At 60, Somerville resident Todd Kaplan suspects he may be one of the longest-serving volunteers among the ranks of many who flock to the fields for the Boston Area Gleaners. He started picking produce for BAG back in the early 2000's when the organization trundled volunteers from farm to farm in a rickety, old van that belonged to founder Oakes Plimpton.
“That was the sole vehicle for Boston Area Gleaners” said Kaplan. “We are so much more professional nowadays.”
Since the beginning, Kaplan, a lawyer with Greater Boston Legal Services, has been drawn to BAG’s mission, especially after all he had learned about food delivery while volunteering in a soup kitchen in Washington, DC where up to 300 people a day were receiving meals.
“When you’re doing that kind of volume, you really have to do a lot of scrounging for food,” said Kaplan. At the wholesale markets, his team would retrieve foodstuffs on the verge of being discarded. “That got me into the idea that food recovery was a great thing and that you could turn it into something…to fulfill a real need.”
So, when Kaplan learned about BAG’s approach—gathering good, fresh food and getting it to people in need—it struck a deep chord.
“It was very attractive to me. I said that’s something I really want to do,” he recalled. “Once I started, the thing that kept me going was not only the mission but also feeling that we were really giving a gift of high-quality food to people in need.” Plus, a lot of the food is low-spray or organic—the kinds of produce that can be priced out of reach for many people.
“All of those things have kept me going, in addition to the camaraderie of people working together,” said Kaplan. “And, of course, it’s really nice to be out in the country. I don’t really get out to farms at all, except for gleaning.”
Even though he’s busy with work and frequently has to rely on carpooling to get to the farms, Kaplan still manages to squeeze in about 10 gleaning trips a year.
“Corn and apples are definitely the favorites,” said Kaplan. But he’s not averse to heading out on winter days to glean carrots, potatoes, and kale—all of which are hardy enough to survive the cold.
“It’s kind of nice, as long as it’s not raining,” he said, recalling one December trip to a farm where the gleaners stumbled on a row of pristine greens stretching almost as far as the eye could see. The farmer said they could take as much as they wanted as he had harvested all he needed and was about to plow the produce under to nourish the soil.
As wonderful as that gift was, there was a limit to how much the gleaners could actually take, said Kaplan, because the other side of the equation is distribution.

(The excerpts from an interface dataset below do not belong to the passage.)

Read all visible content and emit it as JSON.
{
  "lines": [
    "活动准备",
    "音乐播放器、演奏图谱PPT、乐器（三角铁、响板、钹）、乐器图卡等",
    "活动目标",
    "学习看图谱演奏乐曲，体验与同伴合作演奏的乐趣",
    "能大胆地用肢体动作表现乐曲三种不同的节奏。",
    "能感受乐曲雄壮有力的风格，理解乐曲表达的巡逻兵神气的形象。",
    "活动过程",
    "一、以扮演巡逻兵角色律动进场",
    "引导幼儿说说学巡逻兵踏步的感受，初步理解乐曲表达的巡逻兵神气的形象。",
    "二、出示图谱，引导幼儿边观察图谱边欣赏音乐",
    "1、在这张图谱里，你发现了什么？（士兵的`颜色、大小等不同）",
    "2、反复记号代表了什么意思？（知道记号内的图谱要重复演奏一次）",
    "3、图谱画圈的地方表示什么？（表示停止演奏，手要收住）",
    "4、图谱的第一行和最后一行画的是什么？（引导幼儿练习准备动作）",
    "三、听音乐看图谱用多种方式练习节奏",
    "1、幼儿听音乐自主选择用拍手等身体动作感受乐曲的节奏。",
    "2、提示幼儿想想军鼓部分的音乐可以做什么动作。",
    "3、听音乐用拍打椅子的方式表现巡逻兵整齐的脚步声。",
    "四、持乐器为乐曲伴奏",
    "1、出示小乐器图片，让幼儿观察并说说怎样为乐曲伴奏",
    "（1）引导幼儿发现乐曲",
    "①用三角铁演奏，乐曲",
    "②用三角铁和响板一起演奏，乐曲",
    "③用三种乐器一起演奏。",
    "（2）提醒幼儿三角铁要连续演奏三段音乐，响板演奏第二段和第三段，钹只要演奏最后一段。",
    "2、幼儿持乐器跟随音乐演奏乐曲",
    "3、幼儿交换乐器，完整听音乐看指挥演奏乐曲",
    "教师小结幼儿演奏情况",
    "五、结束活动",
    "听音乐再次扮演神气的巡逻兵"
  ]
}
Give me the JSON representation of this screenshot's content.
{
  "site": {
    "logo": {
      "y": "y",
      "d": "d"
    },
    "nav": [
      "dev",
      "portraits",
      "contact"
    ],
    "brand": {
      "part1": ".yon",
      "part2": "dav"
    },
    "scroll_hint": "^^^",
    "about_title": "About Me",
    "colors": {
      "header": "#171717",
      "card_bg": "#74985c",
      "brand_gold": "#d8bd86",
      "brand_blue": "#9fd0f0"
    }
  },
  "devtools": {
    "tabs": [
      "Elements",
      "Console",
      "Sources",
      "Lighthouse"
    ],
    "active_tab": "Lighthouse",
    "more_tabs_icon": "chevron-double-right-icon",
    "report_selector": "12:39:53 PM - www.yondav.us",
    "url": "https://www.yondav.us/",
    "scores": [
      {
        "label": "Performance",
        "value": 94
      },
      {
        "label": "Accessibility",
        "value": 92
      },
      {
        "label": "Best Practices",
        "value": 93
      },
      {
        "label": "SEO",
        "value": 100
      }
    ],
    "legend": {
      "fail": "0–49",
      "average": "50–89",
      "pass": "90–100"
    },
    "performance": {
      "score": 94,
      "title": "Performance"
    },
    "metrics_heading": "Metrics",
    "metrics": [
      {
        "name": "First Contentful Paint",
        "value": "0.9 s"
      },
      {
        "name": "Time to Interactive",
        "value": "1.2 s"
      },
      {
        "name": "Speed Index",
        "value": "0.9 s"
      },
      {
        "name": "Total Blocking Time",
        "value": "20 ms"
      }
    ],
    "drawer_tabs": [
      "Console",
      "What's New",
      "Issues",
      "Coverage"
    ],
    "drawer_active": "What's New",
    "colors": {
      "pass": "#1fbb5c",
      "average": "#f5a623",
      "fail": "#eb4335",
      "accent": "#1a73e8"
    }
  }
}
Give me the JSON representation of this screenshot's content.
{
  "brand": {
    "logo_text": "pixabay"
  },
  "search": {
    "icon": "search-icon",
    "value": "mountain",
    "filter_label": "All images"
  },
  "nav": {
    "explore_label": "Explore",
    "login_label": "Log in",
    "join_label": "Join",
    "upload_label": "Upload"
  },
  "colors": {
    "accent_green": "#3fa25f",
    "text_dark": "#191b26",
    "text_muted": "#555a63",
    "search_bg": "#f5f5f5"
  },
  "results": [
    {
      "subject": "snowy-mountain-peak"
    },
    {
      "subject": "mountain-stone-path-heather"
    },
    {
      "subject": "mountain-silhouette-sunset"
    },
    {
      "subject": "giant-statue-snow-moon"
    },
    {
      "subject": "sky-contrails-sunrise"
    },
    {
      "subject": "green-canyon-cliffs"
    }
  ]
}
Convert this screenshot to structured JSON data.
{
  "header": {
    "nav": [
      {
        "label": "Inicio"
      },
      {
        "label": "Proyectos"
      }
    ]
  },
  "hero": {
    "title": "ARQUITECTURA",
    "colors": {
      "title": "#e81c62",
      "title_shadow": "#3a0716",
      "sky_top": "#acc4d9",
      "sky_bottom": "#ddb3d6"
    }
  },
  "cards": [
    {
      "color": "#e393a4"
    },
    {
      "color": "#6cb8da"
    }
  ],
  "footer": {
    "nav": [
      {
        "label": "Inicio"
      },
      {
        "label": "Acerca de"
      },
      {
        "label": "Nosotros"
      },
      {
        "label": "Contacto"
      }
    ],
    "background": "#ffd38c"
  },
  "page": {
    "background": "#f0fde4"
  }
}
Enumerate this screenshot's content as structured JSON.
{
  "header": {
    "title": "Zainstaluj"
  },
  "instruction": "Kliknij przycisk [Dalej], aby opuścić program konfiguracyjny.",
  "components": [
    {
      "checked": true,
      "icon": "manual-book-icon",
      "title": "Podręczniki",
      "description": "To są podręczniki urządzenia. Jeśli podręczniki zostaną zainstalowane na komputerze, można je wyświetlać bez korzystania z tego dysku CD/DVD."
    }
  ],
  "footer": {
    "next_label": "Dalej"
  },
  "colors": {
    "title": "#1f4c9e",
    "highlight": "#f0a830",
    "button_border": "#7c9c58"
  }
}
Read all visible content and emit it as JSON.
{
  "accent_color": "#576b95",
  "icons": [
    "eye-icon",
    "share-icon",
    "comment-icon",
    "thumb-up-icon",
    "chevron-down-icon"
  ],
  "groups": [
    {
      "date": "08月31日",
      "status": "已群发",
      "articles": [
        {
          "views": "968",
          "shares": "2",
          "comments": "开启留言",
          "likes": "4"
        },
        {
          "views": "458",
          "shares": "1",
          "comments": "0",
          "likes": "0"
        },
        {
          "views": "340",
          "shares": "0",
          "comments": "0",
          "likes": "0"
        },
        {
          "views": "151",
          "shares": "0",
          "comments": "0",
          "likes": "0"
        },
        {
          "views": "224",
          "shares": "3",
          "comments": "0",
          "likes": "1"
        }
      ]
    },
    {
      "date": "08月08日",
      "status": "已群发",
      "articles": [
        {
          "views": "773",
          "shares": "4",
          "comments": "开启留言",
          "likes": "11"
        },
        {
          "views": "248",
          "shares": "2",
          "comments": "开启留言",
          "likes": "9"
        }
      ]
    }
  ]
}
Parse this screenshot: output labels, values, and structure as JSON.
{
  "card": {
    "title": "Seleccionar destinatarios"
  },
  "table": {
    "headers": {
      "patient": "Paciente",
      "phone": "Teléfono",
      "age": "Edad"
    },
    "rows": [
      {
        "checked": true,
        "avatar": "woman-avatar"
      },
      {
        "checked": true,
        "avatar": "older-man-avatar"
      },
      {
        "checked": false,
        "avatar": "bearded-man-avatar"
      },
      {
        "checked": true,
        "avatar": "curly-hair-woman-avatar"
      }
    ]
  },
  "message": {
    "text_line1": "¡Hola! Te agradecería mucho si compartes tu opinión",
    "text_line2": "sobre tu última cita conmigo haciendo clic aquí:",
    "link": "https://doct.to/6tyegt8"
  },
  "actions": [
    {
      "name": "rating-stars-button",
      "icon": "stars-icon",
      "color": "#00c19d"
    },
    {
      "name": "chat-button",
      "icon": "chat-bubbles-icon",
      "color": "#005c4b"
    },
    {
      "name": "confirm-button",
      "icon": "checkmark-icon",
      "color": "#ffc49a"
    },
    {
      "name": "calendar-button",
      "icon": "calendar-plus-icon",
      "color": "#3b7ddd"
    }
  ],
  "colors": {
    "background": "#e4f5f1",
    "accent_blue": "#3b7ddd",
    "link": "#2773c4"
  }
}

“One of the biggest challenges is matching the food to people in need—getting it to them quickly enough. And figuring out if you can hold stuff back in storage,” said Kaplan. “It’s a logistical thing.”
Logistics. That may be the operative word for BAG as it continues to scale up its operations. And from where Kaplan sits, the challenge isn’t just about how to get harvests from field to table, it’s how to get volunteers from home to field: He longs for a more robust carpooling system.
If only Zip cars could be gleaned.